■ EXERCISE BRIEF
Set each line of the records down again exactly, please.

(Beginning of DATASET RECORDS)

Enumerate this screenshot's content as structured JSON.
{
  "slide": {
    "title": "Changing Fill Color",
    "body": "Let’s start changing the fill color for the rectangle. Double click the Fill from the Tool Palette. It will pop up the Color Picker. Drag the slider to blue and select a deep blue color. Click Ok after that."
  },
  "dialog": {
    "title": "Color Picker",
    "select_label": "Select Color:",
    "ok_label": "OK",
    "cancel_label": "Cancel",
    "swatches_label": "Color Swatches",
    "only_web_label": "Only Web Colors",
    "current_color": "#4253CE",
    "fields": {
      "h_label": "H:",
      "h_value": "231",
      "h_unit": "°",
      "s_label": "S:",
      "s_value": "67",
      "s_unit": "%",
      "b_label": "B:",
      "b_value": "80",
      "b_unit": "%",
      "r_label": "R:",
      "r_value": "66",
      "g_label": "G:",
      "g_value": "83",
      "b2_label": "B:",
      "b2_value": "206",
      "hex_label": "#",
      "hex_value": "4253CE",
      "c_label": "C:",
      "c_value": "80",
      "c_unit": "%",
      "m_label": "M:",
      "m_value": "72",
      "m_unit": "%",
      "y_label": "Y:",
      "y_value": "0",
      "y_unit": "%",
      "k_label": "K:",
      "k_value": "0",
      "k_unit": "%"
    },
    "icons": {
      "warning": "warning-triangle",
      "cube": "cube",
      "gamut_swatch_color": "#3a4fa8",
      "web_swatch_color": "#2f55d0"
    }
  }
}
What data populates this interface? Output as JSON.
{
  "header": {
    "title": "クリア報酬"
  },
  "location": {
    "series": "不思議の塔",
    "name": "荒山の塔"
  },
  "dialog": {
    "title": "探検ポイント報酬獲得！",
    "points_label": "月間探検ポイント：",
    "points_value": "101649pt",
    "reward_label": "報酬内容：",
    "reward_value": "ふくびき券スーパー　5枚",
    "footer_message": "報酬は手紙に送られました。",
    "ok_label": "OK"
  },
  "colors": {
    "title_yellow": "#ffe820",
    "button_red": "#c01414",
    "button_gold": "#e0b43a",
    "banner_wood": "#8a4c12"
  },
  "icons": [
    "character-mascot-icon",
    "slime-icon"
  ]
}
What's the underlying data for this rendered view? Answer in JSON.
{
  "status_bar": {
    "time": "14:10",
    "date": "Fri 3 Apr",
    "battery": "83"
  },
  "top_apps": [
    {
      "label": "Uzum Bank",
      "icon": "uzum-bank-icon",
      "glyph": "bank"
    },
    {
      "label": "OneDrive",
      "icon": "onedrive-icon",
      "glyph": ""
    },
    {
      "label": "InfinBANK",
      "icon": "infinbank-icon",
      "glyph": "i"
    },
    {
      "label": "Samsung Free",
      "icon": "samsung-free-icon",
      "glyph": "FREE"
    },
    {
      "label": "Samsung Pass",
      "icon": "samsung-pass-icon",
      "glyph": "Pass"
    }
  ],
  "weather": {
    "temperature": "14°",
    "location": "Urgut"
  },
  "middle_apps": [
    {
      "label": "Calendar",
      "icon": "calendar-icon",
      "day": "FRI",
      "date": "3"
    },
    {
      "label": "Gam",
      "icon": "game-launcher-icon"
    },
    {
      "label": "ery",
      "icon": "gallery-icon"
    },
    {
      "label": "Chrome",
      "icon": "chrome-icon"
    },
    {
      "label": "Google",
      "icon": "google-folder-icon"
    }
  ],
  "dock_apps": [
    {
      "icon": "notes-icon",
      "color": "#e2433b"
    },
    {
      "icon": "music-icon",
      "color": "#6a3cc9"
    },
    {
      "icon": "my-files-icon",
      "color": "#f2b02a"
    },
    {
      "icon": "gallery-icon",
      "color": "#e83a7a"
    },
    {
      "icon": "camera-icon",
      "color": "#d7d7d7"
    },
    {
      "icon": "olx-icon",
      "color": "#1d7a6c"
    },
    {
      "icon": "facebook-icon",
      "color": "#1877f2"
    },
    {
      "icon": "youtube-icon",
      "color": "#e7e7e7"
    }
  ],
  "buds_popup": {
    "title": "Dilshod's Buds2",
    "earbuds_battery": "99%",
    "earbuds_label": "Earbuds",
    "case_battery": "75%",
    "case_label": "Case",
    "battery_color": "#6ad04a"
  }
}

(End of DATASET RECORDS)

■ REPLY TO THE TASK
Enumerate this screenshot's content as structured JSON.
{
  "slide": {
    "title": "Changing Fill Color",
    "body": "Let’s start changing the fill color for the rectangle. Double click the Fill from the Tool Palette. It will pop up the Color Picker. Drag the slider to blue and select a deep blue color. Click Ok after that."
  },
  "dialog": {
    "title": "Color Picker",
    "select_label": "Select Color:",
    "ok_label": "OK",
    "cancel_label": "Cancel",
    "swatches_label": "Color Swatches",
    "only_web_label": "Only Web Colors",
    "current_color": "#4253CE",
    "fields": {
      "h_label": "H:",
      "h_value": "231",
      "h_unit": "°",
      "s_label": "S:",
      "s_value": "67",
      "s_unit": "%",
      "b_label": "B:",
      "b_value": "80",
      "b_unit": "%",
      "r_label": "R:",
      "r_value": "66",
      "g_label": "G:",
      "g_value": "83",
      "b2_label": "B:",
      "b2_value": "206",
      "hex_label": "#",
      "hex_value": "4253CE",
      "c_label": "C:",
      "c_value": "80",
      "c_unit": "%",
      "m_label": "M:",
      "m_value": "72",
      "m_unit": "%",
      "y_label": "Y:",
      "y_value": "0",
      "y_unit": "%",
      "k_label": "K:",
      "k_value": "0",
      "k_unit": "%"
    },
    "icons": {
      "warning": "warning-triangle",
      "cube": "cube",
      "gamut_swatch_color": "#3a4fa8",
      "web_swatch_color": "#2f55d0"
    }
  }
}
What data populates this interface? Output as JSON.
{
  "header": {
    "title": "クリア報酬"
  },
  "location": {
    "series": "不思議の塔",
    "name": "荒山の塔"
  },
  "dialog": {
    "title": "探検ポイント報酬獲得！",
    "points_label": "月間探検ポイント：",
    "points_value": "101649pt",
    "reward_label": "報酬内容：",
    "reward_value": "ふくびき券スーパー　5枚",
    "footer_message": "報酬は手紙に送られました。",
    "ok_label": "OK"
  },
  "colors": {
    "title_yellow": "#ffe820",
    "button_red": "#c01414",
    "button_gold": "#e0b43a",
    "banner_wood": "#8a4c12"
  },
  "icons": [
    "character-mascot-icon",
    "slime-icon"
  ]
}
What's the underlying data for this rendered view? Answer in JSON.
{
  "status_bar": {
    "time": "14:10",
    "date": "Fri 3 Apr",
    "battery": "83"
  },
  "top_apps": [
    {
      "label": "Uzum Bank",
      "icon": "uzum-bank-icon",
      "glyph": "bank"
    },
    {
      "label": "OneDrive",
      "icon": "onedrive-icon",
      "glyph": ""
    },
    {
      "label": "InfinBANK",
      "icon": "infinbank-icon",
      "glyph": "i"
    },
    {
      "label": "Samsung Free",
      "icon": "samsung-free-icon",
      "glyph": "FREE"
    },
    {
      "label": "Samsung Pass",
      "icon": "samsung-pass-icon",
      "glyph": "Pass"
    }
  ],
  "weather": {
    "temperature": "14°",
    "location": "Urgut"
  },
  "middle_apps": [
    {
      "label": "Calendar",
      "icon": "calendar-icon",
      "day": "FRI",
      "date": "3"
    },
    {
      "label": "Gam",
      "icon": "game-launcher-icon"
    },
    {
      "label": "ery",
      "icon": "gallery-icon"
    },
    {
      "label": "Chrome",
      "icon": "chrome-icon"
    },
    {
      "label": "Google",
      "icon": "google-folder-icon"
    }
  ],
  "dock_apps": [
    {
      "icon": "notes-icon",
      "color": "#e2433b"
    },
    {
      "icon": "music-icon",
      "color": "#6a3cc9"
    },
    {
      "icon": "my-files-icon",
      "color": "#f2b02a"
    },
    {
      "icon": "gallery-icon",
      "color": "#e83a7a"
    },
    {
      "icon": "camera-icon",
      "color": "#d7d7d7"
    },
    {
      "icon": "olx-icon",
      "color": "#1d7a6c"
    },
    {
      "icon": "facebook-icon",
      "color": "#1877f2"
    },
    {
      "icon": "youtube-icon",
      "color": "#e7e7e7"
    }
  ],
  "buds_popup": {
    "title": "Dilshod's Buds2",
    "earbuds_battery": "99%",
    "earbuds_label": "Earbuds",
    "case_battery": "75%",
    "case_label": "Case",
    "battery_color": "#6ad04a"
  }
}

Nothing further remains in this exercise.